New women’s network: ‘Sophia’
Leiden University has a new network for female academics: Sophia. Sophia strives for equal opportunities and a better working environment for female academic staff.
Chair of Sophia is Marlou Schrover, Professor of Social and Economic History at the Institute for History. She says: ‘Too few women climb the ranks to higher academic posts. Many disappear in the postdoc period.’ The figures say it all: over 50% of students are female and over 50% of PhD students are female, but higher up on the academic career ladder their numbers rapidly drop: fewer than 25% of professors in Leiden are women. And that is something to be proud of even, because the percentage is lower at other Dutch universities.
Vice Rector must listen to us
‘So much still goes wrong, and women do complain,’ says Schrover. ‘But this is mainly to each other and the photocopier, which doesn’t have much point. This is why we, a core group of female professors, have set up Sophia. Vice Rector Hester Bijl is our formal discussion partner. She has to listen to us. And she wants to as well. She said as much at the launch of Sophia at the diversity conference on 22 November. We talk to her twice per year and publish the minutes.’
Suggestions and recommendations can also relate to very practical matters, such as a better room for women to express milk. Some of these at the University are downright depressing. ‘These kinds of things must also be improved,’ says Schrover. ‘It would also seem that many women are unfamiliar with all the regulations that apply for them, for instance the one on parental leave. Something should be done about that too.’
Female academics can use a contact form on the website to send ideas and experiences that they think need to be addressed. The idea is that each faculty will have a contact person whom female academics can contact if they have any suggestions or wish to report inequality that they witness or experience. If a faculty already has a women’s network, such as the Faculty of Science and RISE, this can serve as the point of contact.
Too little progress
‘We have made some progress in the career perspectives of female academics, but not enough,’ says Schrover. ‘And the question is why. Leiden University has the best intentions. It isn’t due to policy. Is it related to having children? To the fact that you need a permanent employment contract for a mortgage, and won’t get one with temporary postdoc positions? Does the eternal battle for posts – a rat race according to some – play a role? Is it because women become discouraged and need to do more to prove themselves? Or is it a combination of factors? We don’t know for sure.’ The fact is that after completing their PhD, many women leave academia whereas men stay, which means that men end up dominating the academic top. This is another reason for a women’s network.

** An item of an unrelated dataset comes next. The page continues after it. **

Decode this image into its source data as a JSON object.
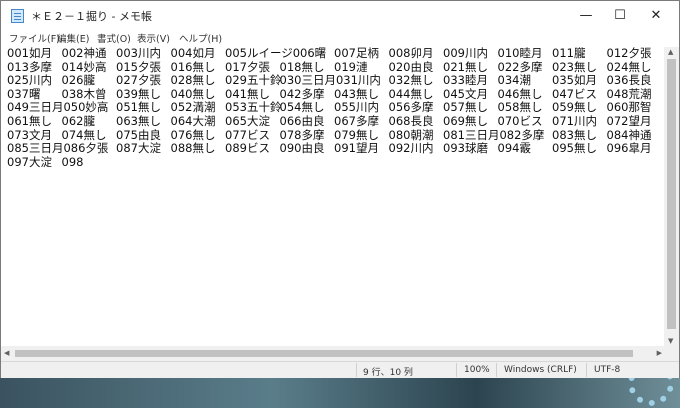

Schrover is familiar with the history of the women’s movement. She describes the feminist wave of the 1960s and 1970s as withdrawn: ‘Women withdrew to talk among themselves about their position and to find their own strengths, with no men present.’ In the aftermath of this feminist wave, Leiden University had a women’s network from 1982 to 2000. It focused on improving the position of women at the University, encouraging women’s career progress and removing the barriers that stood in their way. ‘In 2000, they considered the job to be done,’ says Schrover, ‘but that most certainly isn’t true.’
Own network is important
When asked to describe herself, Schrover says she was an ambitious student and PhD student. But when she fell pregnant during her PhD, her professor pulled a face. ‘An older man, on the conservative side. He was a really nice man. When my baby was born he came and brought a present.’ But when she fell pregnant for the second time, he said: ‘This is the end of your academic career.’ Schrover didn’t answer but thought to herself: ‘I don’t think so...’ And she was right. ‘It’s important to have a good network. My mother-in-law could come straight away if one of the children was ill and couldn’t go to day-care. You need a partner who supports you. And you can also arrange a lot with other parents. You can look after each other’s children on an in-service day, for instance.’
Publications in proportion to research time
It was 25 years ago that a part-time female academic had to fight not to be held accountable for having fewer publications than her full-time colleagues. Schrover has ensured that this principle has been applied to the assessment of research proposals at NWO. ‘You have to look at how much a person has published in the research time available. Then your verdict looks very different.’
Leiden University women’s network Sophia
Sophia Antoniadis was the first female professor at Leiden University. She was Professor of Byzantine and Modern Greek from 1929 to 1955. Antoniadis was Greek herself.
Sophia meeting on 12 October
The professors from Sophia held a meeting on 12 October, having invited about six women per faculty (and one man) to attend. The questions tabled were:
• What should happen?
• Which obstacles do you come up against?
• How can we remove these obstacles?
• What should the network do?
The meeting resulted in a list of action points for the network. Sophia will decide in January which to tackle first. Here are some of the action points from the list:
• More openness and transparency about pay differences between men and women. Women find out all too often that a male colleague earns more in the same role or for the same work.
• Raise consciousness at all levels about the gender bias. Students evaluate female lecturers differently from male lecturers, for instance.
• Women should support each other and share experiences more with each other. Role models are also important.